Trying to follow the constant stream of press releases, government and EU consultations, guidance and debate regarding hydraulic fracturing (also referred to as “fracking”) can be tricky, but the issue in the UK remains as topical as ever.

Fit to Frack Report

The BBC reported on 13 March 2014 that research commissioned by leading wildlife and countryside groups has resulted in the issue of a report “Are We Fit To Frack?” which was launched by 6 organisations including the National Trust and the RSPB. This report contains proposals to limit the potential impact of hydraulic fracturing on the environment and includes setting up so-called “no frack zones” around the UK’s most sensitive conservation areas. The RSPB is stating that they would like the country’s most special sites to be “frack free”. However, the trade body which represents the onshore oil and gas industry states that many of the recommendations in the RSPB and Wildlife Trust report are already being adopted and current regulations are strict enough to protect the environment.

The BBC went on to say that the Chief Executive of the UK Onshore Operator’s Group (“UKOOG”) commented that the report contained a number of critical inaccuracies. He highlighted that the industry currently has to comply with 17 European directives, has to apply for up to 9 separate environmental permits and to reach binding agreements on noise and other operational and local social issues. His view was that the further restrictions suggested in the report are not needed.
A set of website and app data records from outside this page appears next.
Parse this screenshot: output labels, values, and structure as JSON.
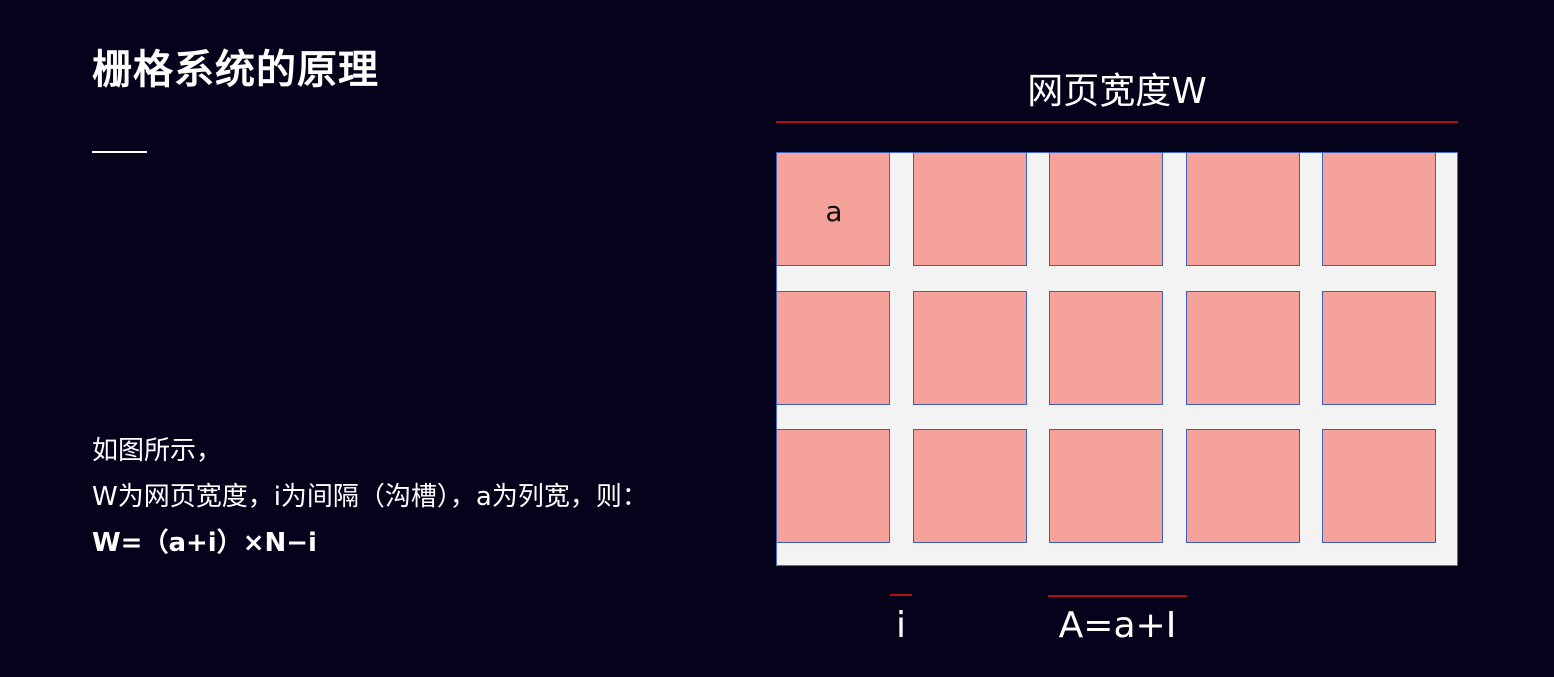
{
  "title": "栅格系统的原理",
  "description": {
    "line1": "如图所示，",
    "line2": "W为网页宽度，i为间隔（沟槽），a为列宽，则：",
    "formula": "W=（a+i）×N−i"
  },
  "diagram": {
    "width_label": "网页宽度W",
    "column_label": "a",
    "gutter_label": "i",
    "unit_label": "A=a+I",
    "rows": 3,
    "columns": 5,
    "colors": {
      "background": "#05021c",
      "frame_fill": "#f3f3f3",
      "frame_border": "#4a6fc9",
      "cell_fill": "#f5a39a",
      "cell_border": "#3d5fb8",
      "measure_line": "#b01010"
    }
  }
}
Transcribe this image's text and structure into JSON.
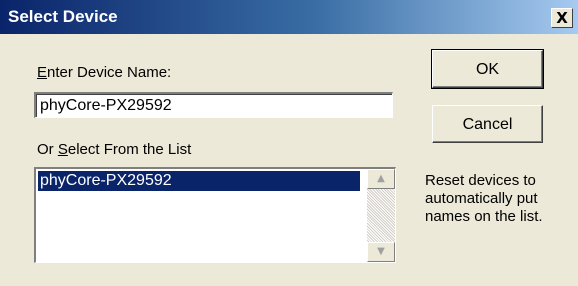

Shale Gas Estimates

This topic can be set against the backdrop that large swathes of the UK have already been opened up for energy exploration, but these are so far concentrated in Lancashire, Cheshire, Yorkshire and Sussex. The government is considering expanding this to potentially more than half of the UK, an expansion which is set to take place this summer in the next round of onshore oil and gas licensing. The BBC reports that, ahead of this, the Department of Energy and Climate Change (“DECC”) has published an environmental study into the scale of UK shale reserves and its potential impacts, which is out for public consultation until 28 March this year.

Already, estimates provided by Cuadrilla (currently the only company in the UK to have used hydraulic fracturing in its test wells) show gas resource estimates in the north west of England are likely to need to be increased significantly upwards. A geologist with the company said there is 330 trillion cubic feet of gas in place in Cuadrilla’s licence area alone, which is 50% more than previous estimates. Cuadrilla is now in the process of expanding its operation in Lancashire, announcing recently that it was seeking planning permission for 2 new sites at Roseacre Wood and Preston New Road with plans to drill and hydraulically fracture 4 exploration wells at each site.
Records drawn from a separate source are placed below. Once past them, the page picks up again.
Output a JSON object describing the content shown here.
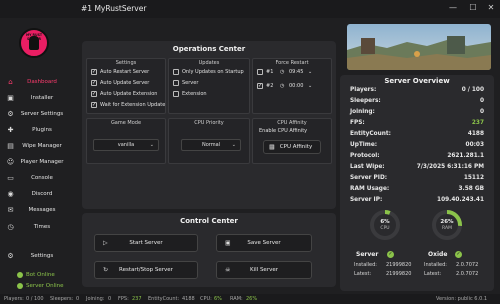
{
  "window": {
    "title": "#1 MyRustServer",
    "btn_min": "—",
    "btn_max": "☐",
    "btn_close": "✕"
  },
  "logo": {
    "text": "MY RUST SERVER"
  },
  "sidebar": {
    "items": [
      {
        "label": "Dashboard",
        "icon": "⌂"
      },
      {
        "label": "Installer",
        "icon": "▣"
      },
      {
        "label": "Server Settings",
        "icon": "⚙"
      },
      {
        "label": "Plugins",
        "icon": "✚"
      },
      {
        "label": "Wipe Manager",
        "icon": "▤"
      },
      {
        "label": "Player Manager",
        "icon": "☺"
      },
      {
        "label": "Console",
        "icon": "▭"
      },
      {
        "label": "Discord",
        "icon": "◉"
      },
      {
        "label": "Messages",
        "icon": "✉"
      },
      {
        "label": "Times",
        "icon": "◷"
      },
      {
        "label": "Settings",
        "icon": "⚙"
      }
    ],
    "bot_status": "Bot Online",
    "server_status": "Server Online"
  },
  "operations": {
    "title": "Operations Center",
    "settings": {
      "title": "Settings",
      "options": [
        "Auto Restart Server",
        "Auto Update Server",
        "Auto Update Extension",
        "Wait for Extension Update"
      ]
    },
    "updates": {
      "title": "Updates",
      "options": [
        "Only Updates on Startup",
        "Server",
        "Extension"
      ]
    },
    "force_restart": {
      "title": "Force Restart",
      "row1": {
        "tag": "#1",
        "time": "09:45"
      },
      "row2": {
        "tag": "#2",
        "time": "00:00"
      }
    },
    "game_mode": {
      "title": "Game Mode",
      "value": "vanilla"
    },
    "cpu_priority": {
      "title": "CPU Priority",
      "value": "Normal"
    },
    "cpu_affinity": {
      "title": "CPU Affinity",
      "checkbox": "Enable CPU Affinity",
      "button": "CPU Affinity"
    }
  },
  "control": {
    "title": "Control Center",
    "start": "Start Server",
    "save": "Save Server",
    "restart_stop": "Restart/Stop Server",
    "kill": "Kill Server"
  },
  "overview": {
    "title": "Server Overview",
    "rows": [
      {
        "label": "Players:",
        "value": "0 / 100"
      },
      {
        "label": "Sleepers:",
        "value": "0"
      },
      {
        "label": "Joining:",
        "value": "0"
      },
      {
        "label": "FPS:",
        "value": "237",
        "green": true
      },
      {
        "label": "EntityCount:",
        "value": "4188"
      },
      {
        "label": "UpTime:",
        "value": "00:03"
      },
      {
        "label": "Protocol:",
        "value": "2621.281.1"
      },
      {
        "label": "Last Wipe:",
        "value": "7/3/2025 6:31:16 PM"
      },
      {
        "label": "Server PID:",
        "value": "15112"
      },
      {
        "label": "RAM Usage:",
        "value": "3.58 GB"
      },
      {
        "label": "Server IP:",
        "value": "109.40.243.41"
      }
    ],
    "cpu": {
      "value": "6%",
      "label": "CPU",
      "percent": 6
    },
    "ram": {
      "value": "26%",
      "label": "RAM",
      "percent": 26
    },
    "server_ver": {
      "title": "Server",
      "installed_label": "Installed:",
      "installed": "21999820",
      "latest_label": "Latest:",
      "latest": "21999820"
    },
    "oxide_ver": {
      "title": "Oxide",
      "installed_label": "Installed:",
      "installed": "2.0.7072",
      "latest_label": "Latest:",
      "latest": "2.0.7072"
    }
  },
  "footer": {
    "players_label": "Players:",
    "players": "0 / 100",
    "sleepers_label": "Sleepers:",
    "sleepers": "0",
    "joining_label": "Joining:",
    "joining": "0",
    "fps_label": "FPS:",
    "fps": "237",
    "entity_label": "EntityCount:",
    "entity": "4188",
    "cpu_label": "CPU:",
    "cpu": "6%",
    "ram_label": "RAM:",
    "ram": "26%",
    "version": "Version: public 6.0.1"
  },
  "colors": {
    "accent": "#ff3b6e",
    "green": "#8bc34a",
    "panel": "#2a2a2d",
    "gauge_track": "#3a3a3d"
  }
}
Permitting Issues

However, recent reports by Bloomberg estimate it takes 6 months to obtain a permit for hydraulic fracturing in the UK while in Texas it only takes 7 days. The delay in permitting in the UK helps explain why applications for a permit to frack in the UK are still virtually non-existent, despite the known shale gas reserves and the tax breaks offered by the government.

Amidst the confusion regarding permitting requirements, the UK government has been trying hard to clarify what is required to carry out hydraulic fracturing in the UK. In December 2013 DECC published a regulatory road map for onshore oil and gas operations (including shale gas) which sets out the permits and permissions that developers need to obtain prior to drilling for onshore oil and gas. There are separate documents for each of England, Scotland, Wales and Northern Ireland to reflect the regulatory differences between the jurisdictions.
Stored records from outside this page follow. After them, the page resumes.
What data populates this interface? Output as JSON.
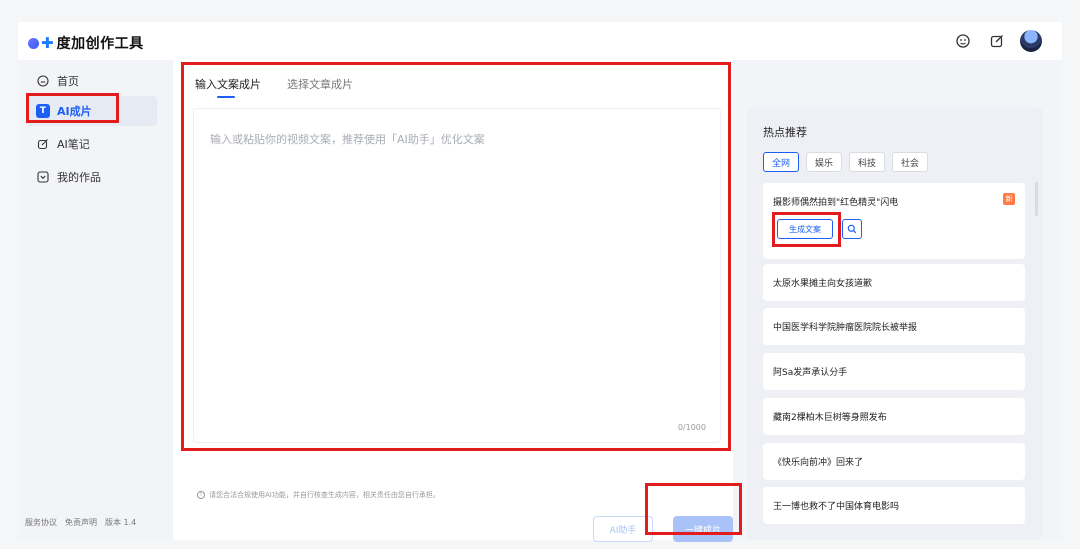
{
  "app": {
    "title": "度加创作工具"
  },
  "sidebar": {
    "items": [
      {
        "label": "首页",
        "icon": "home-icon"
      },
      {
        "label": "AI成片",
        "icon": "ai-video-icon",
        "active": true
      },
      {
        "label": "AI笔记",
        "icon": "pen-note-icon"
      },
      {
        "label": "我的作品",
        "icon": "works-icon"
      }
    ],
    "footer": [
      "服务协议",
      "免责声明",
      "版本 1.4"
    ]
  },
  "main": {
    "tabs": [
      {
        "label": "输入文案成片",
        "active": true
      },
      {
        "label": "选择文章成片",
        "active": false
      }
    ],
    "textarea_placeholder": "输入或粘贴你的视频文案，推荐使用「AI助手」优化文案",
    "char_count": "0/1000",
    "notice": "请您合法合规使用AI功能，并自行核查生成内容，相关责任由您自行承担。",
    "ai_assistant_label": "AI助手",
    "one_click_label": "一键成片"
  },
  "hot": {
    "title": "热点推荐",
    "filters": [
      {
        "label": "全网",
        "active": true
      },
      {
        "label": "娱乐",
        "active": false
      },
      {
        "label": "科技",
        "active": false
      },
      {
        "label": "社会",
        "active": false
      }
    ],
    "items": [
      "摄影师偶然拍到\"红色精灵\"闪电",
      "太原水果摊主向女孩道歉",
      "中国医学科学院肿瘤医院院长被举报",
      "阿Sa发声承认分手",
      "藏南2棵柏木巨树等身照发布",
      "《快乐向前冲》回来了",
      "王一博也救不了中国体育电影吗"
    ],
    "new_badge": "新",
    "generate_label": "生成文案"
  },
  "colors": {
    "accent": "#1d5ff5",
    "annotation": "#e01c1c",
    "new_badge": "#ff7a45"
  }
}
Investment Incentives

In June 2013, HM Treasury published Investing in Britain’s future a plan which sets out the government’s long-term strategy to build, repair and renew key infrastructure in the UK. Paragraphs 4.32-4.41 of the Plan indicated the actions that the government would take to support shale gas development including:

• July 2013 – New guidelines on the permitting and planning regime for shale gas developments to clarify the process for approving development.
• July 2013 – A consultation on tax incentives to encourage exploration of potential shale areas.
• An industry-led scheme of community benefits so that communities are rewarded for their part in the UK’s energy sector under which operators pay:
o £100,000 in community benefits at exploration phase, per well-site where hydraulic fracturing occurs; and
o 1% of revenues from production wells to communities that host them.

In general, the UK has been taking measures to encourage exploration of shale gas. In January 2014, David Cameron announced that local authorities would be able to keep 100% of business rates that they collect from shale gas sites. This is an increase from the 50% of business rates that local authorities previously understood they were allowed to keep. The same month, UKOOG confirmed it had launched a pilot scheme at selected shale gas sites in the UK to consult on how to share out the £100,000 community benefit scheme that was announced in 2013 (see above) which rewards communities hosting shale gas exploration sites. UKOOG will be consulting stakeholders in early 2014 on how the incentive of 1% of revenue from production wells that was also announced could be shared with local communities.


In summary, the pendulum seems to be swinging towards the pro-fracking side at present, but watch this space for further developments in the ongoing UK hydraulic fracturing saga.